According to the OECD (2002, updated 2016), biotechnology can be defined simply as
“the application of science and technology to living organisms, as well as their parts, products and models, in order to alter living or non-living materials for the production of knowledge, goods and services.”
This simplified definition covers all modern biotechnology, but also many traditional or borderline activities. Thus, the OECD proposes a more complex list-based definition of biotechnology, identifying the main lines of development:
DNA / RNA: Genomics, pharmacogenomics, gene probes, genetic engineering, DNA / RNA sequencing / synthesis / amplification, gene expression profiling and use of antisense technology, large-scale DNA synthesis, genome and gene editing, gene generation.
Proteins and other molecules: Sequencing / synthesis / engineering of proteins and peptides (including large molecule hormones); drug bioavailability; proteomics, protein isolation and purification, signaling, cellular receptor identification.
Process biotechnology techniques: bioreactor fermentation, bioprocessing, biolixiviation, biopulping, biobranching, biodesulfurization, bioreactors, bioremediation, biosensors, biofiltration and phytoremediation, molecular aquaculture.
Gene and RNA vectors: gene therapy, viral vectors.
Bioinformatics: Building omics databases, omics sequencing, modeling complex biological processes, including systems biology.
Nanobiotechnology: development of nano / microfabrication tools and processes for application in biosystems (drug delivery, in vitro diagnostics, etc.)
Biotechnology thus consists of a set of enabling technologies that can be applied to a variety of industries. Because it is heavily dependent on knowledge and technology, biotechnology plays a relevant role in promoting innovation, productivity and economic growth in traditional sectors, in addition to contributing to the improvement of the quality of life of the population and environmental protection at various levels.
Depending on the application areas, biotechnology can be divided into four major areas:

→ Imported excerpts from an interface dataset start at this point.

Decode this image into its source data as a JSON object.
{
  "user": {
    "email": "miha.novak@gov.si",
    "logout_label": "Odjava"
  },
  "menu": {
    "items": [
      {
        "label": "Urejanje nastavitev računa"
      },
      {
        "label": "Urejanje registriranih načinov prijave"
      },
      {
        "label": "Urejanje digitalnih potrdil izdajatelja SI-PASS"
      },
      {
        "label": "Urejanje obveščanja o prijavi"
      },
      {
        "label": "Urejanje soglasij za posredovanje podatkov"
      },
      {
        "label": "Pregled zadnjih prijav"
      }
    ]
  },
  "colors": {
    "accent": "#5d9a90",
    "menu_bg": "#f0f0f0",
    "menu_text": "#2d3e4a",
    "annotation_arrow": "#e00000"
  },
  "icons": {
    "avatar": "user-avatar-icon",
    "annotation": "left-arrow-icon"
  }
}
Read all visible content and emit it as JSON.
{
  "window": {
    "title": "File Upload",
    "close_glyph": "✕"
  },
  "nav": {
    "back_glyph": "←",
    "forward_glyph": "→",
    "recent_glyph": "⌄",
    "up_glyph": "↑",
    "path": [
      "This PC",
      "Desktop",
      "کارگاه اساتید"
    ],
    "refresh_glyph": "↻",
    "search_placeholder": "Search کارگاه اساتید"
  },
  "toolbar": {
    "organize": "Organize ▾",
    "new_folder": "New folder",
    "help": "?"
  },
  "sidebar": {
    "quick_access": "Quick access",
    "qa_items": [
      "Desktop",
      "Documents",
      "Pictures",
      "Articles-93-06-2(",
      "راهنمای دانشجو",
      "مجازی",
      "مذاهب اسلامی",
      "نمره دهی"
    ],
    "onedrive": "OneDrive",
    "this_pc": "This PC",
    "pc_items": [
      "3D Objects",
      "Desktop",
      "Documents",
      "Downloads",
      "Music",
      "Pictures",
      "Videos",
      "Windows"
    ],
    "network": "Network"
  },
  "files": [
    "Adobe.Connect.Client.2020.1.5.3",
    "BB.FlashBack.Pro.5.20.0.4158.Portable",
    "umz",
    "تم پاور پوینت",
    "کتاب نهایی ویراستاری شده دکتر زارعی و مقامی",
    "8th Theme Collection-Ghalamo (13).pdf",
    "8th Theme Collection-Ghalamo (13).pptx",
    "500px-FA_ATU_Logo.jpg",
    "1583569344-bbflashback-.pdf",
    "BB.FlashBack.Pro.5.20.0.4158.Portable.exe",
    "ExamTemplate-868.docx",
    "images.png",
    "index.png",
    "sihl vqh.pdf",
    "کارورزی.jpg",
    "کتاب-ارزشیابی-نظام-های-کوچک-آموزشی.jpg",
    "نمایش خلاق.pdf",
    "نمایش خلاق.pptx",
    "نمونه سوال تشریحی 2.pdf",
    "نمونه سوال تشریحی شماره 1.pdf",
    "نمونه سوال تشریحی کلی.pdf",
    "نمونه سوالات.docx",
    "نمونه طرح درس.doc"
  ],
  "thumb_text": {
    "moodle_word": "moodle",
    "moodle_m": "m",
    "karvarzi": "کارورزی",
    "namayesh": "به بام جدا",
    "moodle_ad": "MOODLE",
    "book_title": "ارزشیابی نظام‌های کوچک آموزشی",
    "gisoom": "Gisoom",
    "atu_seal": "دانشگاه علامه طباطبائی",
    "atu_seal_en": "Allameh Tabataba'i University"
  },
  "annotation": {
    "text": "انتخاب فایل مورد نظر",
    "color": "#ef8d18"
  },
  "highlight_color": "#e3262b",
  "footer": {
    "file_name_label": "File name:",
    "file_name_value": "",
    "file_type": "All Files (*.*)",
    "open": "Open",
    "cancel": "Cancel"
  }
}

P-BIO is a private non-profit association that brings together companies linked to the Biotechnology and Life Sciences sector in Portugal